*** RECORDS FOR THIS TASK ***
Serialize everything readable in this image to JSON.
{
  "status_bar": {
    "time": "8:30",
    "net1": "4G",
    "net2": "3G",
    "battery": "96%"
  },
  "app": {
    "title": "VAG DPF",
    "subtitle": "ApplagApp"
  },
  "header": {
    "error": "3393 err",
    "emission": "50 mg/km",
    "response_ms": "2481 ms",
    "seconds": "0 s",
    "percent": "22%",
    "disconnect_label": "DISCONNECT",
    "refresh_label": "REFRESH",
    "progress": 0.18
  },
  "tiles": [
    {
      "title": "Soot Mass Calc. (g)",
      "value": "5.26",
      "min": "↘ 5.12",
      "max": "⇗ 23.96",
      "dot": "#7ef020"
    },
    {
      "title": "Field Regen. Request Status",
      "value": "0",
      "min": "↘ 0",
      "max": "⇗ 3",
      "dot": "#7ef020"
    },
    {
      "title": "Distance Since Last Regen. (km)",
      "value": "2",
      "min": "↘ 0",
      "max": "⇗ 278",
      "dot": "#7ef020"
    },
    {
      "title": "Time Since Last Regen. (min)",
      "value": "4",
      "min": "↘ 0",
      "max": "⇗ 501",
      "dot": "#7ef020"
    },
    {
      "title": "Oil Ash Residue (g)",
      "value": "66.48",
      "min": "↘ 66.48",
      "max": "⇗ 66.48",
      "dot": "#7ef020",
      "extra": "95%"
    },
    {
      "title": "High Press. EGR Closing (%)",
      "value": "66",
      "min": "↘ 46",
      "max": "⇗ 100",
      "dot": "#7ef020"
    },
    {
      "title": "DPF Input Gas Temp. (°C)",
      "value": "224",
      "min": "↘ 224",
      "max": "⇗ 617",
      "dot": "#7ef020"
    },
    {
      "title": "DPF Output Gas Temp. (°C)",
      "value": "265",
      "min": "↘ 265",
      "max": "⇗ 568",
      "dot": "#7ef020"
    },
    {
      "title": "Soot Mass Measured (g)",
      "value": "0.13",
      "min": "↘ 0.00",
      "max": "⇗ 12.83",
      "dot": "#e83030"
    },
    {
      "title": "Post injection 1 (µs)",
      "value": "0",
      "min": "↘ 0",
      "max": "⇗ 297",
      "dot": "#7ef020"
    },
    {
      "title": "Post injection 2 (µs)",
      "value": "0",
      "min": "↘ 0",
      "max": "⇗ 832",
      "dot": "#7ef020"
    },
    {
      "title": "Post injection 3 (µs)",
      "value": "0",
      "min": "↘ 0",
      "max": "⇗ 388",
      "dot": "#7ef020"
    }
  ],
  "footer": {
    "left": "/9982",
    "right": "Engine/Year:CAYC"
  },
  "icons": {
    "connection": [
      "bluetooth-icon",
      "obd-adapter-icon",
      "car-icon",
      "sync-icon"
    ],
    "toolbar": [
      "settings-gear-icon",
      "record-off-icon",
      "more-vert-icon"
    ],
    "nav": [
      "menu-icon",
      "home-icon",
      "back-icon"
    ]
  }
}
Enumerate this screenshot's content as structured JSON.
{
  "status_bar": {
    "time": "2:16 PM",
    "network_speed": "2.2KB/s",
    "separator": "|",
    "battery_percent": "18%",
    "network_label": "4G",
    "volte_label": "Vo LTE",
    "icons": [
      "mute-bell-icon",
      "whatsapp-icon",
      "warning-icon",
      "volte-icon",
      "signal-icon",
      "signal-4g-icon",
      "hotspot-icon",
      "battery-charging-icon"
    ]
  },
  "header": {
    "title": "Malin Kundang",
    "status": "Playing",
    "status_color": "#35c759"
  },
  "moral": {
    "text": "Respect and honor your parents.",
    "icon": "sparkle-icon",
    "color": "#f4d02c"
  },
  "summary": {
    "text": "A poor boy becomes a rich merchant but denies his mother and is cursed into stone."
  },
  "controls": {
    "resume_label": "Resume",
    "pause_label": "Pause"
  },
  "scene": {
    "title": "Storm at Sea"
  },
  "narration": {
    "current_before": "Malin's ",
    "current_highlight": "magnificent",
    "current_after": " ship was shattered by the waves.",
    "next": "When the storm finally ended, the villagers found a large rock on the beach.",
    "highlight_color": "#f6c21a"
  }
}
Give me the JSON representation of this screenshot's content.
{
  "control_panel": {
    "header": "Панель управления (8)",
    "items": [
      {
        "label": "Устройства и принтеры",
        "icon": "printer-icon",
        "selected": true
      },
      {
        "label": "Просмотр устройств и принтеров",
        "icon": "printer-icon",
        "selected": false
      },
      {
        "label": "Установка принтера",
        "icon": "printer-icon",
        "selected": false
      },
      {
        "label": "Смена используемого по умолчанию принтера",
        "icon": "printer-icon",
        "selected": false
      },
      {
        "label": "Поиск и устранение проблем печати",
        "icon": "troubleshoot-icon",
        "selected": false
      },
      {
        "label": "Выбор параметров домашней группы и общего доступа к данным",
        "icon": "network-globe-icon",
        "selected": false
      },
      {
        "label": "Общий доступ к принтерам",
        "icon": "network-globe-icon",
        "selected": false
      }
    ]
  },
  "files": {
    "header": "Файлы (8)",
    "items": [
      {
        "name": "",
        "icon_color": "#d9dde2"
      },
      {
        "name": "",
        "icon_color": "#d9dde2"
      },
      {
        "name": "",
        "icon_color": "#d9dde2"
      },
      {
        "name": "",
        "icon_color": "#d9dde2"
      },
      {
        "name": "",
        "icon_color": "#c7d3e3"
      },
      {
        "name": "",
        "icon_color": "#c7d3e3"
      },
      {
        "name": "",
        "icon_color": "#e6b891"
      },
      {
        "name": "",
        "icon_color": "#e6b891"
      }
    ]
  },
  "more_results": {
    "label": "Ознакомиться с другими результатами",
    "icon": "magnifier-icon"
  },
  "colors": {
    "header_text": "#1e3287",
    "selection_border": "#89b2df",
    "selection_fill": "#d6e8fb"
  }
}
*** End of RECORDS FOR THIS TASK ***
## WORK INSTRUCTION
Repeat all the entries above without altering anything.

## TASK ANSWER
Serialize everything readable in this image to JSON.
{
  "status_bar": {
    "time": "8:30",
    "net1": "4G",
    "net2": "3G",
    "battery": "96%"
  },
  "app": {
    "title": "VAG DPF",
    "subtitle": "ApplagApp"
  },
  "header": {
    "error": "3393 err",
    "emission": "50 mg/km",
    "response_ms": "2481 ms",
    "seconds": "0 s",
    "percent": "22%",
    "disconnect_label": "DISCONNECT",
    "refresh_label": "REFRESH",
    "progress": 0.18
  },
  "tiles": [
    {
      "title": "Soot Mass Calc. (g)",
      "value": "5.26",
      "min": "↘ 5.12",
      "max": "⇗ 23.96",
      "dot": "#7ef020"
    },
    {
      "title": "Field Regen. Request Status",
      "value": "0",
      "min": "↘ 0",
      "max": "⇗ 3",
      "dot": "#7ef020"
    },
    {
      "title": "Distance Since Last Regen. (km)",
      "value": "2",
      "min": "↘ 0",
      "max": "⇗ 278",
      "dot": "#7ef020"
    },
    {
      "title": "Time Since Last Regen. (min)",
      "value": "4",
      "min": "↘ 0",
      "max": "⇗ 501",
      "dot": "#7ef020"
    },
    {
      "title": "Oil Ash Residue (g)",
      "value": "66.48",
      "min": "↘ 66.48",
      "max": "⇗ 66.48",
      "dot": "#7ef020",
      "extra": "95%"
    },
    {
      "title": "High Press. EGR Closing (%)",
      "value": "66",
      "min": "↘ 46",
      "max": "⇗ 100",
      "dot": "#7ef020"
    },
    {
      "title": "DPF Input Gas Temp. (°C)",
      "value": "224",
      "min": "↘ 224",
      "max": "⇗ 617",
      "dot": "#7ef020"
    },
    {
      "title": "DPF Output Gas Temp. (°C)",
      "value": "265",
      "min": "↘ 265",
      "max": "⇗ 568",
      "dot": "#7ef020"
    },
    {
      "title": "Soot Mass Measured (g)",
      "value": "0.13",
      "min": "↘ 0.00",
      "max": "⇗ 12.83",
      "dot": "#e83030"
    },
    {
      "title": "Post injection 1 (µs)",
      "value": "0",
      "min": "↘ 0",
      "max": "⇗ 297",
      "dot": "#7ef020"
    },
    {
      "title": "Post injection 2 (µs)",
      "value": "0",
      "min": "↘ 0",
      "max": "⇗ 832",
      "dot": "#7ef020"
    },
    {
      "title": "Post injection 3 (µs)",
      "value": "0",
      "min": "↘ 0",
      "max": "⇗ 388",
      "dot": "#7ef020"
    }
  ],
  "footer": {
    "left": "/9982",
    "right": "Engine/Year:CAYC"
  },
  "icons": {
    "connection": [
      "bluetooth-icon",
      "obd-adapter-icon",
      "car-icon",
      "sync-icon"
    ],
    "toolbar": [
      "settings-gear-icon",
      "record-off-icon",
      "more-vert-icon"
    ],
    "nav": [
      "menu-icon",
      "home-icon",
      "back-icon"
    ]
  }
}
Enumerate this screenshot's content as structured JSON.
{
  "status_bar": {
    "time": "2:16 PM",
    "network_speed": "2.2KB/s",
    "separator": "|",
    "battery_percent": "18%",
    "network_label": "4G",
    "volte_label": "Vo LTE",
    "icons": [
      "mute-bell-icon",
      "whatsapp-icon",
      "warning-icon",
      "volte-icon",
      "signal-icon",
      "signal-4g-icon",
      "hotspot-icon",
      "battery-charging-icon"
    ]
  },
  "header": {
    "title": "Malin Kundang",
    "status": "Playing",
    "status_color": "#35c759"
  },
  "moral": {
    "text": "Respect and honor your parents.",
    "icon": "sparkle-icon",
    "color": "#f4d02c"
  },
  "summary": {
    "text": "A poor boy becomes a rich merchant but denies his mother and is cursed into stone."
  },
  "controls": {
    "resume_label": "Resume",
    "pause_label": "Pause"
  },
  "scene": {
    "title": "Storm at Sea"
  },
  "narration": {
    "current_before": "Malin's ",
    "current_highlight": "magnificent",
    "current_after": " ship was shattered by the waves.",
    "next": "When the storm finally ended, the villagers found a large rock on the beach.",
    "highlight_color": "#f6c21a"
  }
}
Give me the JSON representation of this screenshot's content.
{
  "control_panel": {
    "header": "Панель управления (8)",
    "items": [
      {
        "label": "Устройства и принтеры",
        "icon": "printer-icon",
        "selected": true
      },
      {
        "label": "Просмотр устройств и принтеров",
        "icon": "printer-icon",
        "selected": false
      },
      {
        "label": "Установка принтера",
        "icon": "printer-icon",
        "selected": false
      },
      {
        "label": "Смена используемого по умолчанию принтера",
        "icon": "printer-icon",
        "selected": false
      },
      {
        "label": "Поиск и устранение проблем печати",
        "icon": "troubleshoot-icon",
        "selected": false
      },
      {
        "label": "Выбор параметров домашней группы и общего доступа к данным",
        "icon": "network-globe-icon",
        "selected": false
      },
      {
        "label": "Общий доступ к принтерам",
        "icon": "network-globe-icon",
        "selected": false
      }
    ]
  },
  "files": {
    "header": "Файлы (8)",
    "items": [
      {
        "name": "",
        "icon_color": "#d9dde2"
      },
      {
        "name": "",
        "icon_color": "#d9dde2"
      },
      {
        "name": "",
        "icon_color": "#d9dde2"
      },
      {
        "name": "",
        "icon_color": "#d9dde2"
      },
      {
        "name": "",
        "icon_color": "#c7d3e3"
      },
      {
        "name": "",
        "icon_color": "#c7d3e3"
      },
      {
        "name": "",
        "icon_color": "#e6b891"
      },
      {
        "name": "",
        "icon_color": "#e6b891"
      }
    ]
  },
  "more_results": {
    "label": "Ознакомиться с другими результатами",
    "icon": "magnifier-icon"
  },
  "colors": {
    "header_text": "#1e3287",
    "selection_border": "#89b2df",
    "selection_fill": "#d6e8fb"
  }
}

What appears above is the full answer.